A new marketing opportunity is opening up as female representation in eSports grows
Out of 3.2M gamers worldwide, 55% live in APAC. Esports will be an official medal event at the 2022 Asian Games and has already been featured as such at the 2019 Southeast Asian Games.
Given these two demographic phenomenons, it’s all the more fascinating to witness the female population of gamers in Asia growing at a faster rate than male gamers.
The Asian female video gaming community grew by 18.8% pre-pandemic. And 94.9% of females spent more time playing video games during the pandemic compared to before the outbreak. 45% of all Chinese gamers are female. And while the Southeast Asia region features smaller percentages of female gamers than China—40%—Indonesia stands out with almost half (49%) of the country’s mobile gamers being female.
Women prefer multiplayer online battle arena (MOBA), puzzle, and shooter games. Also, the user base for Match-3 category games (e.g., tile-matching and stacking games like “Candy Crush Saga” and “Jewel Quest”) and Family/Farm simulation games is predominantly female.

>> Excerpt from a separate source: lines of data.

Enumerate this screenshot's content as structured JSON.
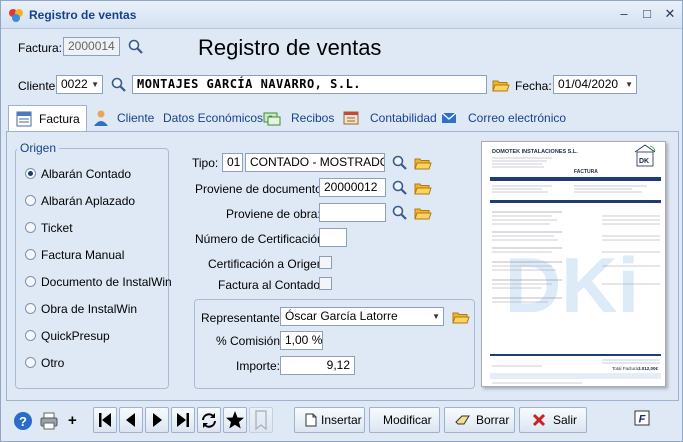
{
  "window": {
    "title": "Registro de ventas",
    "controls": [
      "–",
      "□",
      "✕"
    ]
  },
  "header": {
    "invoice_label": "Factura:",
    "invoice_number": "2000014",
    "big_title": "Registro de ventas",
    "client_label": "Cliente:",
    "client_code": "0022",
    "client_name": "MONTAJES GARCÍA NAVARRO, S.L.",
    "date_label": "Fecha:",
    "date_value": "01/04/2020"
  },
  "tabs": [
    {
      "label": "Factura",
      "active": true
    },
    {
      "label": "Cliente"
    },
    {
      "label": "Datos Económicos"
    },
    {
      "label": "Recibos"
    },
    {
      "label": "Contabilidad"
    },
    {
      "label": "Correo electrónico"
    }
  ],
  "origen": {
    "title": "Origen",
    "options": [
      "Albarán Contado",
      "Albarán Aplazado",
      "Ticket",
      "Factura Manual",
      "Documento de InstalWin",
      "Obra de InstalWin",
      "QuickPresup",
      "Otro"
    ],
    "selected": 0
  },
  "form": {
    "tipo_label": "Tipo:",
    "tipo_code": "01",
    "tipo_value": "CONTADO - MOSTRADOR",
    "doc_label": "Proviene de documento:",
    "doc_value": "20000012",
    "obra_label": "Proviene de obra:",
    "obra_value": "",
    "cert_label": "Número de Certificación:",
    "cert_value": "",
    "cert_origen_label": "Certificación a Origen:",
    "contado_label": "Factura al  Contado:",
    "rep_label": "Representante:",
    "rep_value": "Óscar García Latorre",
    "comision_label": "% Comisión:",
    "comision_value": "1,00 %",
    "importe_label": "Importe:",
    "importe_value": "9,12"
  },
  "preview": {
    "company": "DOMOTEK INSTALACIONES S.L.",
    "doc_type": "FACTURA",
    "watermark": "DKi",
    "total_label": "Total Factura",
    "total_value": "3.012,00€"
  },
  "bottom": {
    "plus": "+",
    "insert_label": "Insertar",
    "modify_label": "Modificar",
    "delete_label": "Borrar",
    "exit_label": "Salir"
  },
  "colors": {
    "accent": "#15428b",
    "window_bg": "#dfe9f5"
  }
}
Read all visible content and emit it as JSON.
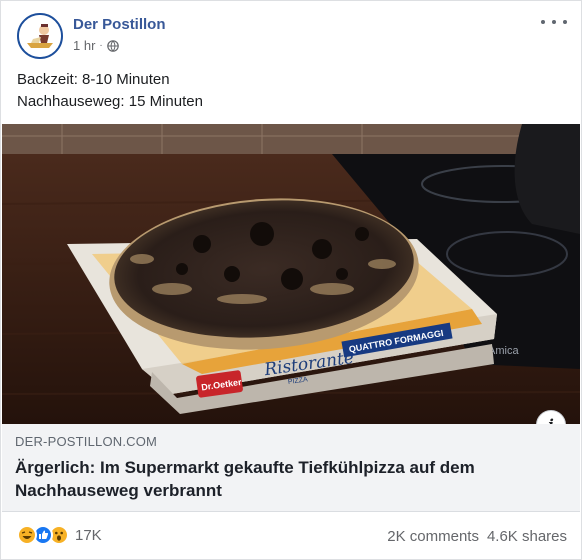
{
  "post": {
    "page_name": "Der Postillon",
    "time": "1 hr",
    "privacy_icon": "globe-icon",
    "text_lines": [
      "Backzeit: 8-10 Minuten",
      "Nachhauseweg: 15 Minuten"
    ]
  },
  "image": {
    "box_brand": "Dr.Oetker",
    "box_product": "Ristorante",
    "box_subtitle": "PIZZA",
    "box_flavor": "QUATTRO FORMAGGI",
    "stove_brand": "Amica"
  },
  "link": {
    "domain": "DER-POSTILLON.COM",
    "title": "Ärgerlich: Im Supermarkt gekaufte Tiefkühlpizza auf dem Nachhauseweg verbrannt"
  },
  "footer": {
    "reaction_icons": [
      "haha-icon",
      "like-icon",
      "wow-icon"
    ],
    "reaction_count": "17K",
    "comments": "2K comments",
    "shares": "4.6K shares"
  },
  "colors": {
    "link_blue": "#385898",
    "like_blue": "#1877f2",
    "reaction_yellow": "#f7b125"
  }
}
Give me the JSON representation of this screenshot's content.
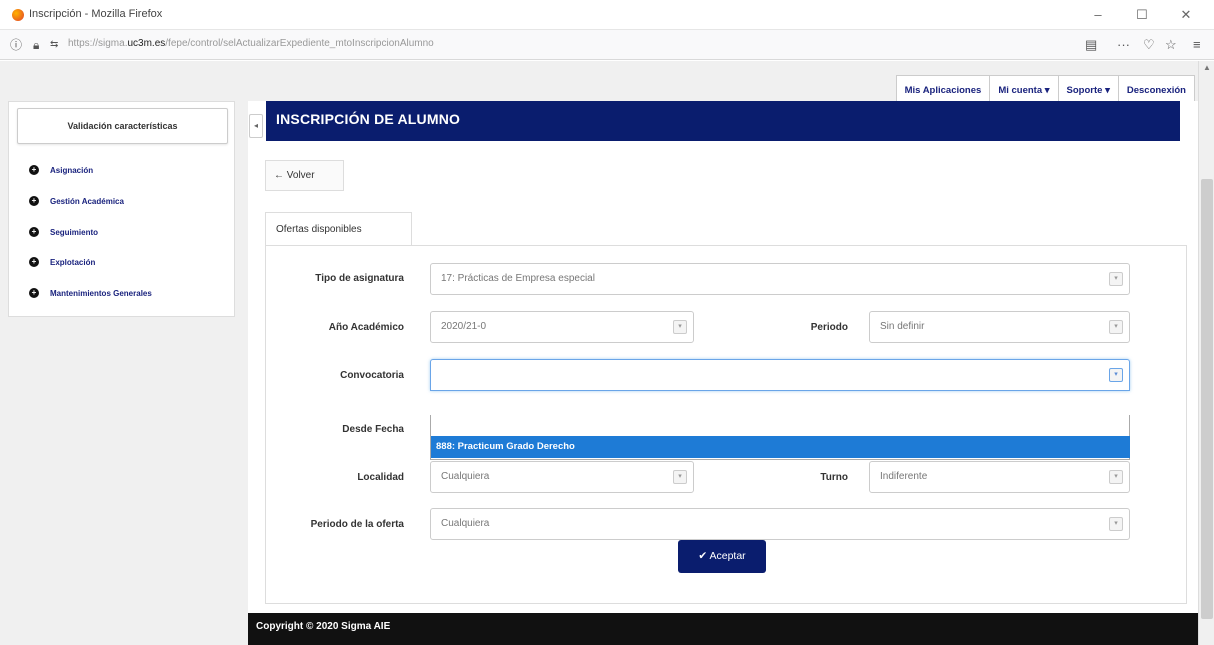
{
  "window": {
    "title": "Inscripción - Mozilla Firefox",
    "minimize": "–",
    "maximize": "☐",
    "close": "✕"
  },
  "browser": {
    "url_prefix": "https://sigma.",
    "url_host": "uc3m.es",
    "url_path": "/fepe/control/selActualizarExpediente_mtoInscripcionAlumno",
    "reader_icon": "▤",
    "more_icon": "···",
    "pocket_icon": "♡",
    "star_icon": "☆",
    "menu_icon": "≡"
  },
  "topmenu": {
    "aplicaciones": "Mis Aplicaciones",
    "cuenta": "Mi cuenta ▾",
    "soporte": "Soporte ▾",
    "desconexion": "Desconexión"
  },
  "sidebar": {
    "header": "Validación características",
    "items": [
      {
        "label": "Asignación"
      },
      {
        "label": "Gestión Académica"
      },
      {
        "label": "Seguimiento"
      },
      {
        "label": "Explotación"
      },
      {
        "label": "Mantenimientos Generales"
      }
    ]
  },
  "main": {
    "title": "INSCRIPCIÓN DE ALUMNO",
    "volver": "Volver",
    "tab": "Ofertas disponibles",
    "fields": {
      "tipo_label": "Tipo de asignatura",
      "tipo_value": "17: Prácticas de Empresa especial",
      "anio_label": "Año Académico",
      "anio_value": "2020/21-0",
      "periodo_label": "Periodo",
      "periodo_value": "Sin definir",
      "convocatoria_label": "Convocatoria",
      "convocatoria_value": "",
      "convocatoria_option": "888: Practicum Grado Derecho",
      "desde_label": "Desde Fecha",
      "localidad_label": "Localidad",
      "localidad_value": "Cualquiera",
      "turno_label": "Turno",
      "turno_value": "Indiferente",
      "periodo_oferta_label": "Periodo de la oferta",
      "periodo_oferta_value": "Cualquiera"
    },
    "aceptar": "Aceptar"
  },
  "footer": {
    "text": "Copyright © 2020 Sigma AIE"
  },
  "colors": {
    "brand_navy": "#0a1d6e",
    "option_highlight": "#1e7bd6",
    "link_blue": "#1a237e"
  }
}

When it comes to other preferences, female gamers tend to play more games where they can customise or select female characters. Examples include games like “Miracle Nikki” and “Love and Producer”—perhaps thanks to 70% of the development studio being female.
The growth of female representation in the regional esports scene attracts even more female fans and viewers, leading to larger sponsorship and endorsement returns. In China and Korea, women constitute a third of the audience, compared to the global average of 22%.
Another one, Callisto Gaming, founded in 2019, is a Singaporean organisation focused exclusively on female esports gamers.
Surprisingly, quite a big share of female gamers are… mothers. They appear to be some of the most engaged mobile gaming users. This is especially true of those with children aged between 3–5. Gaming could, thus, be a good channel to tap into when marketing to this influential consumer group.
The increased participation of women in the gaming industry could help inspire women to be more empowered and confident. However, despite these developments, sexism and gender inequality still provide numerous struggles for female gamers globally and could constitute a significant blocker to further proliferation of gaming among women in Southeast Asia.